Written by a Sister of the Church of Christ
in Piscataway, New Jersey
Most people can look back on their childhood and feel that they missed out on some helpful life lessons.
They may have learned in a painful or even embarrassing way, that: “It’s not all about you,” or “You can’t always get what you want,” or “You can’t please everyone.” If asked, people would probably say they have wished many times over that they had learned more of life’s lessons when they were young.
Although I feel inadequate at times, I know that there are many things that I learned as a child that I have carried into adulthood, and those lessons have stood me in good stead. That’s the benefit of learning something as a child; it can be used from then on and, most importantly, it can save adults a lot of pain and sorrow by preventing them from acting in embarrassing or harmful ways.
One of life’s lessons I learned and which has been helpful to me is, “Be grateful for what you have.” How sad it is that some, even Christians, are not able to see how blessed they really are.

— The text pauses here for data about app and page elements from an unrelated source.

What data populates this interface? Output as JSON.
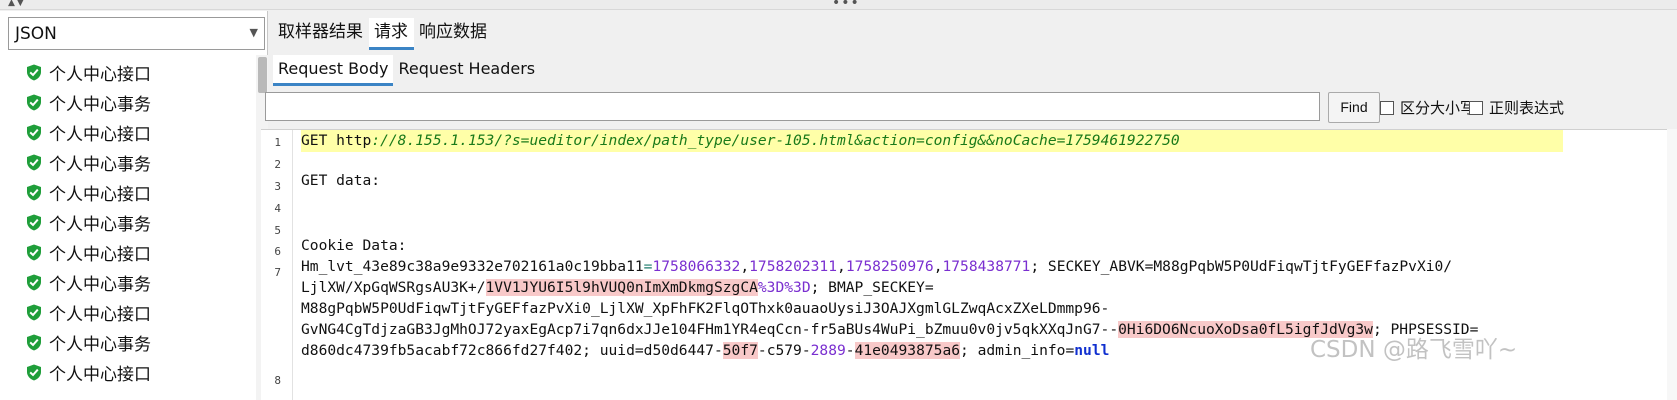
{
  "left_panel": {
    "renderer": "JSON",
    "tree_items": [
      "个人中心接口",
      "个人中心事务",
      "个人中心接口",
      "个人中心事务",
      "个人中心接口",
      "个人中心事务",
      "个人中心接口",
      "个人中心事务",
      "个人中心接口",
      "个人中心事务",
      "个人中心接口"
    ]
  },
  "tabs": [
    "取样器结果",
    "请求",
    "响应数据"
  ],
  "active_tab": "请求",
  "subtabs": [
    "Request Body",
    "Request Headers"
  ],
  "active_subtab": "Request Body",
  "search": {
    "value": "",
    "find_label": "Find",
    "case_label": "区分大小写",
    "regex_label": "正则表达式"
  },
  "editor": {
    "line_numbers": [
      "1",
      "2",
      "3",
      "4",
      "5",
      "6",
      "7",
      "8"
    ],
    "line1_method": "GET ",
    "line1_scheme": "http",
    "line1_url": "://8.155.1.153/?s=ueditor/index/path_type/user-105.html&action=config&&noCache=1759461922750",
    "line3": "GET data:",
    "line6": "Cookie Data:",
    "l7a_1": "Hm_lvt_43e89c38a9e9332e702161a0c19bba11",
    "l7a_eq": "=",
    "l7a_n1": "1758066332",
    "l7a_c1": ",",
    "l7a_n2": "1758202311",
    "l7a_c2": ",",
    "l7a_n3": "1758250976",
    "l7a_c3": ",",
    "l7a_n4": "1758438771",
    "l7a_rest": "; SECKEY_ABVK=M88gPqbW5P0UdFiqwTjtFyGEFfazPvXi0/",
    "l7b_1": "LjlXW/XpGqWSRgsAU3K+/",
    "l7b_pink": "1VV1JYU6I5l9hVUQ0nImXmDkmgSzgCA",
    "l7b_enc": "%3D%3D",
    "l7b_rest": "; BMAP_SECKEY=",
    "l7c": "M88gPqbW5P0UdFiqwTjtFyGEFfazPvXi0_LjlXW_XpFhFK2FlqOThxk0auaoUysiJ3OAJXgmlGLZwqAcxZXeLDmmp96-",
    "l7d_1": "GvNG4CgTdjzaGB3JgMhOJ72yaxEgAcp7i7qn6dxJJe104FHm1YR4eqCcn-fr5aBUs4WuPi_bZmuu0v0jv5qkXXqJnG7--",
    "l7d_pink": "0Hi6DO6NcuoXoDsa0fL5igfJdVg3w",
    "l7d_rest": "; PHPSESSID=",
    "l7e_1": "d860dc4739fb5acabf72c866fd27f402; uuid=d50d6447-",
    "l7e_p1": "50f7",
    "l7e_2": "-c579-",
    "l7e_n1": "2889",
    "l7e_3": "-",
    "l7e_p2": "41e0493875a6",
    "l7e_4": "; admin_info=",
    "l7e_null": "null"
  },
  "watermark": "CSDN @路飞雪吖~"
}
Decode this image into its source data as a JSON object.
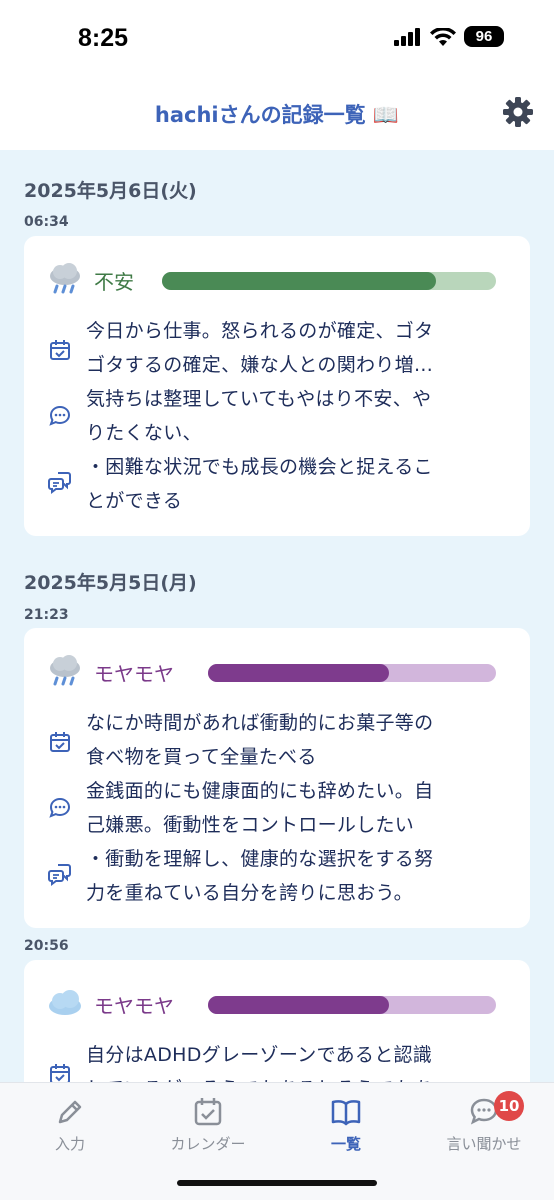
{
  "status_bar": {
    "time": "8:25",
    "battery": "96"
  },
  "header": {
    "title": "hachiさんの記録一覧 📖"
  },
  "days": [
    {
      "date": "2025年5月6日(火)",
      "entries": [
        {
          "time": "06:34",
          "weather": "rain-cloud-icon",
          "mood": "不安",
          "mood_color": "#3f7a46",
          "bar_fill": "#4a8a55",
          "bar_track": "#b9d6bb",
          "level": 0.82,
          "text": "今日から仕事。怒られるのが確定、ゴタ\nゴタするの確定、嫌な人との関わり増…\n気持ちは整理していてもやはり不安、や\nりたくない、\n・困難な状況でも成長の機会と捉えるこ\nとができる"
        }
      ]
    },
    {
      "date": "2025年5月5日(月)",
      "entries": [
        {
          "time": "21:23",
          "weather": "rain-cloud-icon",
          "mood": "モヤモヤ",
          "mood_color": "#7b3a8a",
          "bar_fill": "#7e3b8d",
          "bar_track": "#d2b6dc",
          "level": 0.63,
          "text": "なにか時間があれば衝動的にお菓子等の\n食べ物を買って全量たべる\n金銭面的にも健康面的にも辞めたい。自\n己嫌悪。衝動性をコントロールしたい\n・衝動を理解し、健康的な選択をする努\n力を重ねている自分を誇りに思おう。"
        },
        {
          "time": "20:56",
          "weather": "cloud-icon",
          "mood": "モヤモヤ",
          "mood_color": "#7b3a8a",
          "bar_fill": "#7e3b8d",
          "bar_track": "#d2b6dc",
          "level": 0.63,
          "text": "自分はADHDグレーゾーンであると認識\nしているが、そうでもあるしそうでもあ"
        }
      ]
    }
  ],
  "bottom_nav": {
    "items": [
      {
        "label": "入力",
        "icon": "pencil-icon"
      },
      {
        "label": "カレンダー",
        "icon": "calendar-check-icon"
      },
      {
        "label": "一覧",
        "icon": "book-icon"
      },
      {
        "label": "言い聞かせ",
        "icon": "chat-bubble-icon",
        "badge": "10"
      }
    ]
  }
}
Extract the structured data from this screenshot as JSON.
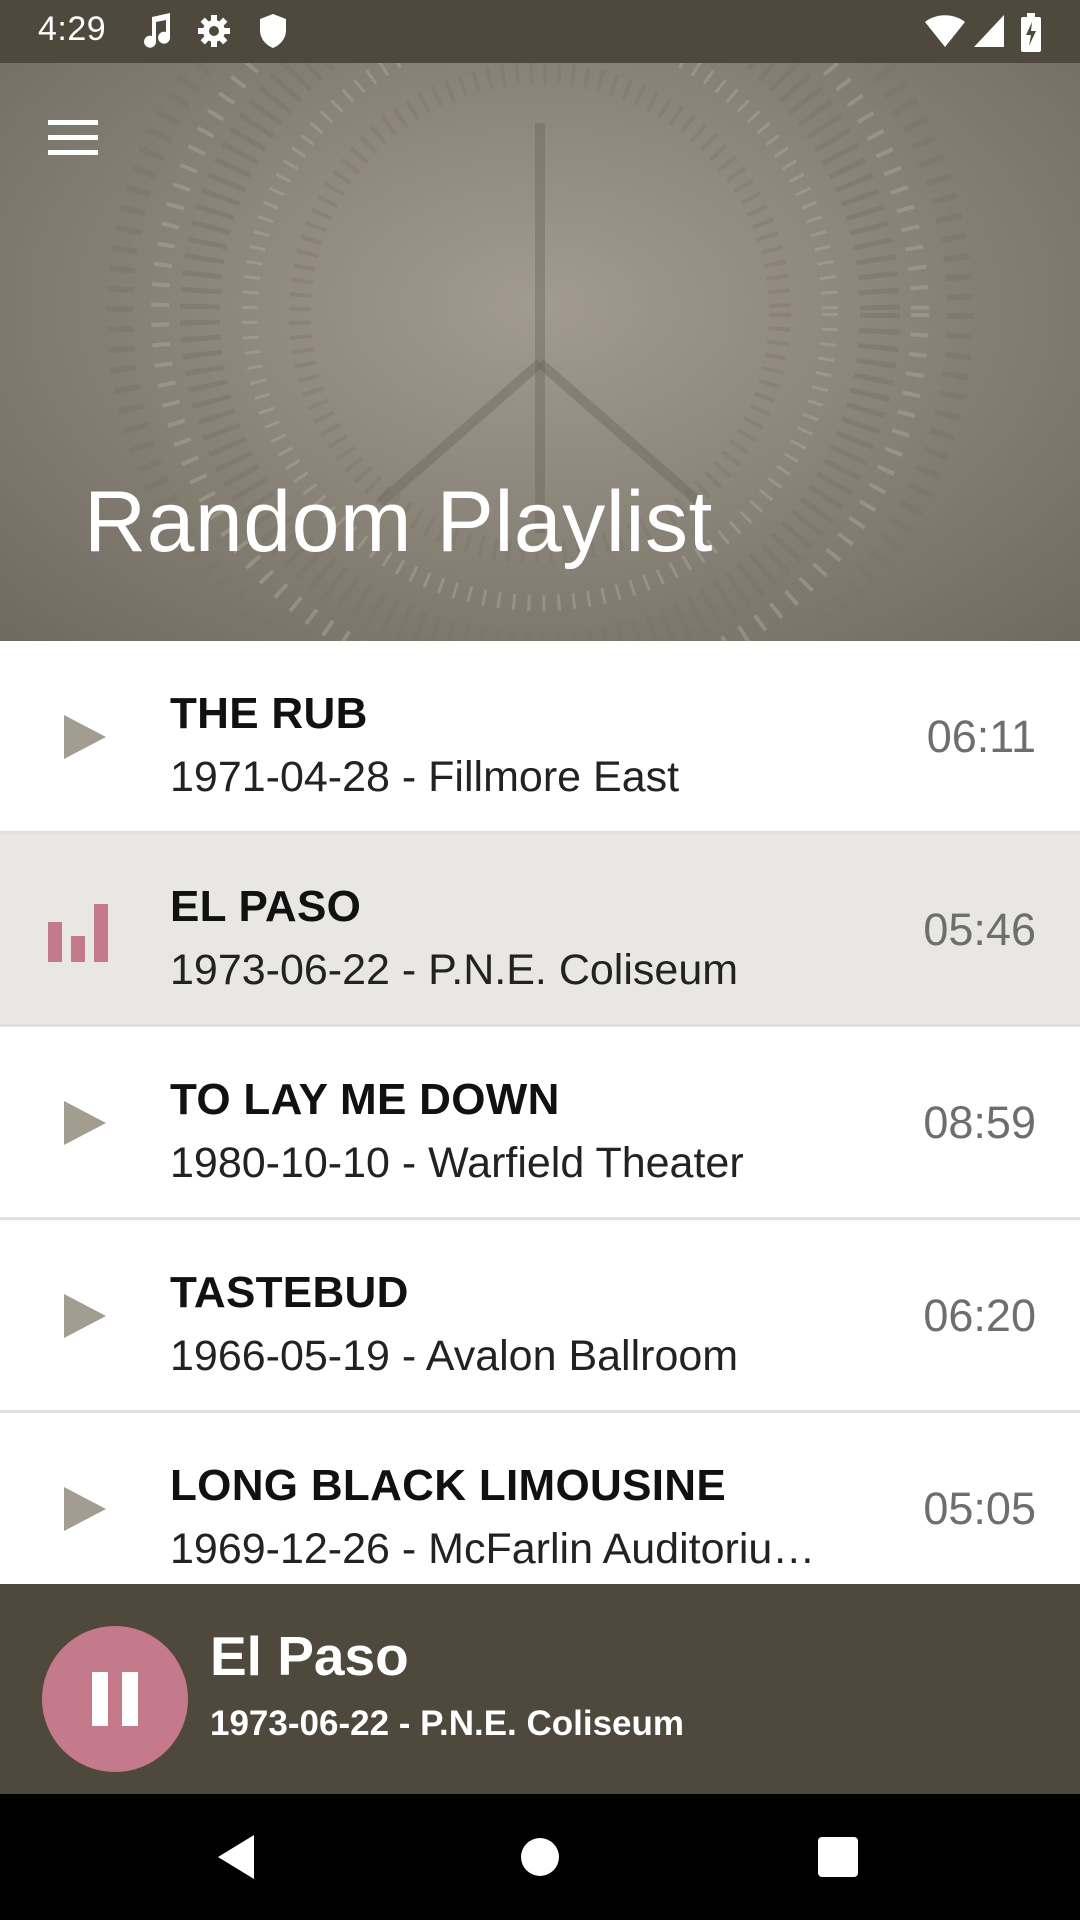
{
  "status_bar": {
    "time": "4:29",
    "icons": [
      "music-note-icon",
      "settings-icon",
      "shield-icon",
      "wifi-icon",
      "signal-icon",
      "battery-icon"
    ]
  },
  "header": {
    "title": "Random Playlist",
    "menu_icon": "menu-icon"
  },
  "tracks": [
    {
      "title": "THE RUB",
      "subtitle": "1971-04-28 - Fillmore East",
      "duration": "06:11",
      "state": "idle"
    },
    {
      "title": "EL PASO",
      "subtitle": "1973-06-22 - P.N.E. Coliseum",
      "duration": "05:46",
      "state": "playing"
    },
    {
      "title": "TO LAY ME DOWN",
      "subtitle": "1980-10-10 - Warfield Theater",
      "duration": "08:59",
      "state": "idle"
    },
    {
      "title": "TASTEBUD",
      "subtitle": "1966-05-19 - Avalon Ballroom",
      "duration": "06:20",
      "state": "idle"
    },
    {
      "title": "LONG BLACK LIMOUSINE",
      "subtitle": "1969-12-26 - McFarlin Auditoriu…",
      "duration": "05:05",
      "state": "idle"
    }
  ],
  "now_playing": {
    "title": "El Paso",
    "subtitle": "1973-06-22 - P.N.E. Coliseum",
    "control_icon": "pause-icon"
  },
  "colors": {
    "bar_dark": "#4f493d",
    "accent_pink": "#c47a8a",
    "play_icon": "#a39d91",
    "active_row": "#e8e7e4"
  },
  "nav_bar": {
    "icons": [
      "back-icon",
      "home-icon",
      "recents-icon"
    ]
  }
}
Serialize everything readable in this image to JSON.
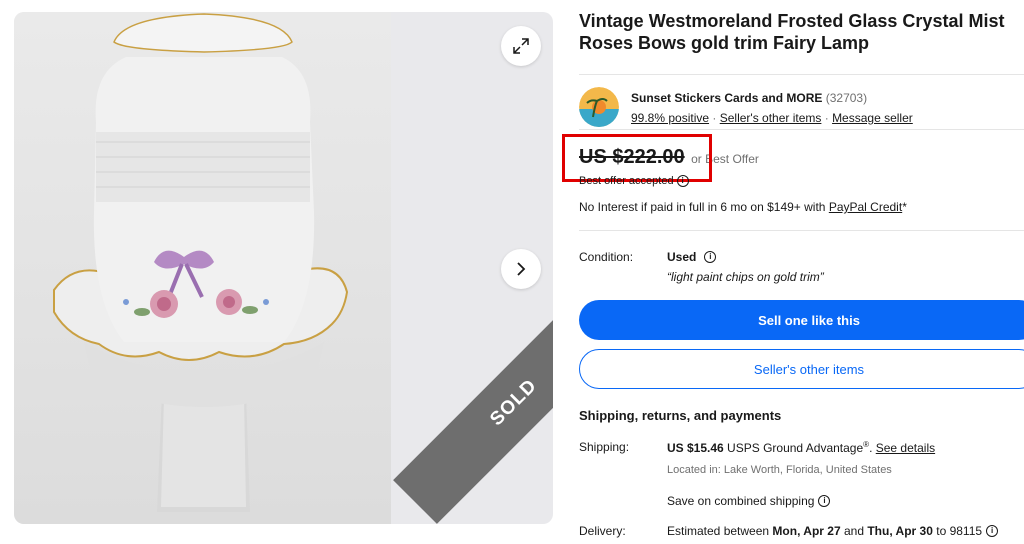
{
  "listing": {
    "title": "Vintage Westmoreland Frosted Glass Crystal Mist Roses Bows gold trim Fairy Lamp"
  },
  "gallery": {
    "sold_label": "SOLD",
    "expand_icon": "expand-icon",
    "next_icon": "chevron-right-icon"
  },
  "seller": {
    "name": "Sunset Stickers Cards and MORE",
    "feedback_count": "(32703)",
    "positive": "99.8% positive",
    "sep1": " · ",
    "other_items": "Seller's other items",
    "sep2": " · ",
    "message": "Message seller"
  },
  "price": {
    "amount": "US $222.00",
    "best_offer": "or Best Offer",
    "offer_accepted": "Best offer accepted",
    "financing_text": "No Interest if paid in full in 6 mo on $149+ with ",
    "financing_link": "PayPal Credit",
    "financing_suffix": "*"
  },
  "condition": {
    "label": "Condition:",
    "value": "Used",
    "note": "“light paint chips on gold trim”"
  },
  "actions": {
    "sell_like": "Sell one like this",
    "other_items": "Seller's other items"
  },
  "shipping": {
    "heading": "Shipping, returns, and payments",
    "label": "Shipping:",
    "cost": "US $15.46",
    "service": " USPS Ground Advantage",
    "registered": "®",
    "sep": ". ",
    "details_link": "See details",
    "location": "Located in: Lake Worth, Florida, United States",
    "combined": "Save on combined shipping"
  },
  "delivery": {
    "label": "Delivery:",
    "prefix": "Estimated between ",
    "start": "Mon, Apr 27",
    "and": " and ",
    "end": "Thu, Apr 30",
    "to": " to 98115"
  },
  "colors": {
    "accent": "#0968f6",
    "highlight_box": "#e00000",
    "sold_band": "#6e6e6e"
  }
}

Do they have a family? friends? church family? home? car? job? As you can imagine, the list can go on and on.
Who is our supreme example of gratitude? Of course; it is Jesus. Though all things were made through Him (Jn. 1:3), He offered up thanksgiving to the Father on more than one occasion (Matt. 15:36; 26:26,27; Lk. 10:21; Jn. 11:41-44). He used a Samaritan leper to praise the grateful person and, by implication, condemn those who were not (Lk. 17:11-19). If He, though God in the flesh, felt the need to be grateful, why should it be any different for us?
Once a person realizes how much he has to be grateful for, how should he express that gratitude? It’s probably not that people don’t recognize what they have to be grateful for; they just either fail to be grateful or they don’t know how to express it.
When someone is kind or helpful to you, take the time to express your thankfulness. It doesn’t cost anything to say, “thank you.” A written note is even better. If the giver took a lot of time to shop, wrap, and give you a gift using their hard-earned money, is it such a burden to write a thank-you note? If they spent time cooking or baking something for you in your time of need, shouldn’t you at least take the time to express your feelings in a tangible way? It seems that society in general has forgotten the art of the thank-you note. Is it going the way of the dinosaur? It shouldn’t, if one is a Christian.
Though the author’s focus has been on physical blessings and our gratitude for them, the more important blessing for which we have to be thankful is salvation through Jesus Christ. How we live in this life is important, yes, but it is only important to the extent that it leads us to eternal life. Paul told his readers, “In everything give thanks, for this is the will of God for you in Christ Jesus” (I Thess. 5:18). How could Paul truthfully say this? Everything? Was he thankful for the beatings, stoning, imprisonments, hunger, thirst, cold, shipwrecks, and other dangers he suffered after becoming a Christian? Yes, he could be thankful for all the evil that befell him because he had something that compensated him for all those things – salvation (Rom. 8:31-39).
What about you? Are you thankful for the good things that have come from God? How about the burdens? If not, start today with acknowledging how blessed you have been with good things.
Thank those who have blessed you. Understand that burdens can also be a blessing if they lead you to a better appreciation for what you can have as a child of God - salvation that leads to eternal life.